At the LaFavre household, levity was never in short supply either. Now as well as then, a few silly gifts are given to celebrate some family member's quirks. My brother, for instance, during his teen-age years used to consume an entire box of Kraft macaroni and cheese as a daily after-school snack. Only half in jest, my mother bought him a couple of giant cup-style "troughs" with handles; she dubbed them the "hungry man" set.
Odd gifts perhaps, but terribly entertaining.
Probably the most memorable gifts my brother and I received as children carry with them a value fully known only to us as adults.
My father once spent weeks on a secret garage project for my brother. The covert operation involved the making of a battlefield fortress for some green plastic army men. Dad made huge mountains out of papier mache. He drew topographical details with tiny toothpick points. He made little bushes out of Spanish moss specially plucked from the trees of Louisiana during a family vacation.
In the same spirit, my mother once spent two months working in secret on a quilt to give me for Christmas. She cut out small squares of fabric and hand-stitched them together in the middle of the night, after putting in full days selling real estate. I readily admit that when I received the quilt at age 14, it was impossible for me to comprehend the sacrifice she had made.
Nevertheless, fine as it might have been, I no longer have the luxe velvet robe with the ermine collar. But I still treasure the quilt, and the memory of the real gift my mother gave me when she made it.
Eventually my brother and I got into the handmade groove, too. When my father opened his own business, money was tight and Mom declared that every gift had to be made to curb expenses.

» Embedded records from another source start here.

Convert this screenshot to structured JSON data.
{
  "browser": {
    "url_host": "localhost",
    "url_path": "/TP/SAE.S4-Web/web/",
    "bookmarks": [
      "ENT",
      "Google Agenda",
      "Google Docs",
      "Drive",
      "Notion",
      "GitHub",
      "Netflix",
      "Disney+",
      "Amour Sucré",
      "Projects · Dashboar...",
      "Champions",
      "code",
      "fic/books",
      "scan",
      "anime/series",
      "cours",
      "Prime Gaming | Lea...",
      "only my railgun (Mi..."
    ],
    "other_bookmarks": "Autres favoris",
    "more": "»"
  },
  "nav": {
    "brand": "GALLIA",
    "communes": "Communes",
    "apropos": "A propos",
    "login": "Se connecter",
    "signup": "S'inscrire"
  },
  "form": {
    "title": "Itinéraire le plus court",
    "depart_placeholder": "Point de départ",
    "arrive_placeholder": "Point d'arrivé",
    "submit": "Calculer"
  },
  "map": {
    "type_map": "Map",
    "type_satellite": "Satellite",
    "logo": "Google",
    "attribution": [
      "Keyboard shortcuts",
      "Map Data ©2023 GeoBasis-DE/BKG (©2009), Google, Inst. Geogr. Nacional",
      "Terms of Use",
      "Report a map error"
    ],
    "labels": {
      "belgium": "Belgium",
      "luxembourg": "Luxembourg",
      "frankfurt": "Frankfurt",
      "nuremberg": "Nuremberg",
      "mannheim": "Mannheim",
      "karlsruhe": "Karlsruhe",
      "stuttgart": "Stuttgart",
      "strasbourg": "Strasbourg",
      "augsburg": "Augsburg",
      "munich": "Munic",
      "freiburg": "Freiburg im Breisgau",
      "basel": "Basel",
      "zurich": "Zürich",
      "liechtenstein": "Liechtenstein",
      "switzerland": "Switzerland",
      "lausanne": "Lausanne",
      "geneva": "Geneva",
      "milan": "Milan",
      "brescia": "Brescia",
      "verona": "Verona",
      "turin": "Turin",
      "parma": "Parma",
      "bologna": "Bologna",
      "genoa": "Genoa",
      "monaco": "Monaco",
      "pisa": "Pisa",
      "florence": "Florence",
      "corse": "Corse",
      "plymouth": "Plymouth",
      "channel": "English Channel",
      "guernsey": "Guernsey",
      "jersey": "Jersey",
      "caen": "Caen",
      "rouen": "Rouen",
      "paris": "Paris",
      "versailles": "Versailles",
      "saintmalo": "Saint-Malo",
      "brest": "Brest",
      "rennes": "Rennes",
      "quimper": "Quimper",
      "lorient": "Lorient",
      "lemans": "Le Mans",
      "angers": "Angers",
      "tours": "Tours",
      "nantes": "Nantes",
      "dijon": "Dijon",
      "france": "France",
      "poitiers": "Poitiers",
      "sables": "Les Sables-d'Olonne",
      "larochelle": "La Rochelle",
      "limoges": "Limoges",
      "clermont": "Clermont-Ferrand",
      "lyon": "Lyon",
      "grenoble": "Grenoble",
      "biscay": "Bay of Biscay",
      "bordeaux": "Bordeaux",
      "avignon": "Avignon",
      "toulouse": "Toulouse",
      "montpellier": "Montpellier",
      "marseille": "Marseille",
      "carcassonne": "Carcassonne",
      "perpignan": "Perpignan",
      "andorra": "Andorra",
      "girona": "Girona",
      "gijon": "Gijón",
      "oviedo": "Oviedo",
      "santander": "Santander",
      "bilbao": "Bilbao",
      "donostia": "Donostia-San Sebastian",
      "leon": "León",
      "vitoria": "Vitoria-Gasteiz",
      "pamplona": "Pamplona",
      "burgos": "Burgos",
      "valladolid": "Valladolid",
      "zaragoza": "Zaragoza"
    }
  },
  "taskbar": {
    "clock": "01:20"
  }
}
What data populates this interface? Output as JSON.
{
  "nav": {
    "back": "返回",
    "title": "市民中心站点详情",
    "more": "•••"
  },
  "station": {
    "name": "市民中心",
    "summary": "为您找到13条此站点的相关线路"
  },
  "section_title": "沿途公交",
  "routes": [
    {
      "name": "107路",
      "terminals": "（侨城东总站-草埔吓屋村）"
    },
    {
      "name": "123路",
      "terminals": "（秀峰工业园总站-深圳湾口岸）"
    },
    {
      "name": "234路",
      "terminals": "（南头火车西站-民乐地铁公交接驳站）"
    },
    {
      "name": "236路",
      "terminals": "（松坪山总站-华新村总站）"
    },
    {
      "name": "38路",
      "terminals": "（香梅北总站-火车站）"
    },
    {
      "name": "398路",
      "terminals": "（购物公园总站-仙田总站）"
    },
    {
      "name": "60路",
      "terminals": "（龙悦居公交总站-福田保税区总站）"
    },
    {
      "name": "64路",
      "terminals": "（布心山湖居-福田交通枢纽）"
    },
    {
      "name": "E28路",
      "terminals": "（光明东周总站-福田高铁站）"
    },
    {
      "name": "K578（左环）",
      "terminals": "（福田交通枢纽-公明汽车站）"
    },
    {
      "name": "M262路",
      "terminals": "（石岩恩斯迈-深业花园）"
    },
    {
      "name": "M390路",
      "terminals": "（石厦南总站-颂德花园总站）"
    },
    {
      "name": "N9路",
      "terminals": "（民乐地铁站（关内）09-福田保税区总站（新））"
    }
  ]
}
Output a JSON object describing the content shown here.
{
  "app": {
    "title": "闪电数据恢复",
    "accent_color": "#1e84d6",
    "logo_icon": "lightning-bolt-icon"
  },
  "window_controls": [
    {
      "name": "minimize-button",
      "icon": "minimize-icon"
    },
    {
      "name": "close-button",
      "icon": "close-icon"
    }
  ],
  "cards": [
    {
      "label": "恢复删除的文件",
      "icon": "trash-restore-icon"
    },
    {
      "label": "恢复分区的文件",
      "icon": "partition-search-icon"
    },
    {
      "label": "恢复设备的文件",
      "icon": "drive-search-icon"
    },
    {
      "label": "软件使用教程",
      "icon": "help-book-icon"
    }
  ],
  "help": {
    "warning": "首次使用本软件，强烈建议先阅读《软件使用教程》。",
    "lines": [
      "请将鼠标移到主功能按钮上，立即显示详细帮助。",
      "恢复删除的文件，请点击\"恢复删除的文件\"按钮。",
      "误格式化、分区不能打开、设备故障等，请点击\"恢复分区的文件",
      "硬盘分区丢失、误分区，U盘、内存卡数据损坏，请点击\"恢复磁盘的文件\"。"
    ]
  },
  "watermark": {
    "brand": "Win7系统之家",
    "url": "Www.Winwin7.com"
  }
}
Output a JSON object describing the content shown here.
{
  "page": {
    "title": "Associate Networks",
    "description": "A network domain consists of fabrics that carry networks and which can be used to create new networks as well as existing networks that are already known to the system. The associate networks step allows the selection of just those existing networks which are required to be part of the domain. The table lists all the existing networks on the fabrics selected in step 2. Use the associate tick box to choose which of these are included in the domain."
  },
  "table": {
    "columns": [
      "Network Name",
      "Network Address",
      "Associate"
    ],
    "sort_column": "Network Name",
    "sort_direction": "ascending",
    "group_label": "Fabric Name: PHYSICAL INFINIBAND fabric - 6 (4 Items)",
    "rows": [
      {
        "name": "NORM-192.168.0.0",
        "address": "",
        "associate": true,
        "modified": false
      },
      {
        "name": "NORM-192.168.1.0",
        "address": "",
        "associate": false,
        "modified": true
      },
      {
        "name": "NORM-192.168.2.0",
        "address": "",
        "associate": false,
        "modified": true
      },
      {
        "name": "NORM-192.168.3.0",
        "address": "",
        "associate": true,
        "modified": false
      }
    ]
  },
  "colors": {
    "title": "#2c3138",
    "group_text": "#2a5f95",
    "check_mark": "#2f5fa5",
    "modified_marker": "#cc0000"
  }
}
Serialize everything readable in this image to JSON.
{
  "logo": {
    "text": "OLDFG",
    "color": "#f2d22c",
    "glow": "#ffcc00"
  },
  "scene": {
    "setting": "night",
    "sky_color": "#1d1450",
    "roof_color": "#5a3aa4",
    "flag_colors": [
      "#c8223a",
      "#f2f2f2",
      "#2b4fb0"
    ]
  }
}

Rocks found on hikes were painted, stands were made and the creations were wrapped up and put under the tree. It still gives me a lift to return home and see, on my father's dresser, those little painted rocks I gave him when I was 10.
As a high schooler, I passed the tradition on to my girlfriends. We made a pact to craft presents for each other, and arranged a little Christmas dinner. I still have the stocking one pal made for me with my name painted on it. As my gifts, I made papier mache sculptures of Mick Jagger's lips and other cultural icons.
Probably my most challenging Christmas creation was the paint-by-numbers of "The Last Supper" I did a couple of years ago for my grandmother, who was 88. I chose it because when I asked her what she wanted she said, "At my age, all I need is Jesus." It was a good thing I waited until her eyesight started failing because, frankly, I'm no Da Vinci.
Even so, when Nana opened it, her eyes welled up. She said she couldn't believe I would go to so much trouble and added that it was quite good (a comment only a loving, nearly blind relative could have made).
Nowadays, gifts to my parents are more practical than they used to be: pajama bottoms for my Dad (he hates the tops) and anything French for my mother. Last year, one of her favorite gifts from me was a tiny white French dish towel--embroidered with the words, "Le Cordon Bleu"--that I snapped up from a San Francisco cooking boutique. Though this simple white cotton towel might be stashed away by some, she absolutely loved it, continually uses it and takes pains to ensure its pristine condition.
Which further reinforces the lesson she taught me as a child, that the humblest gifts are often the most treasured.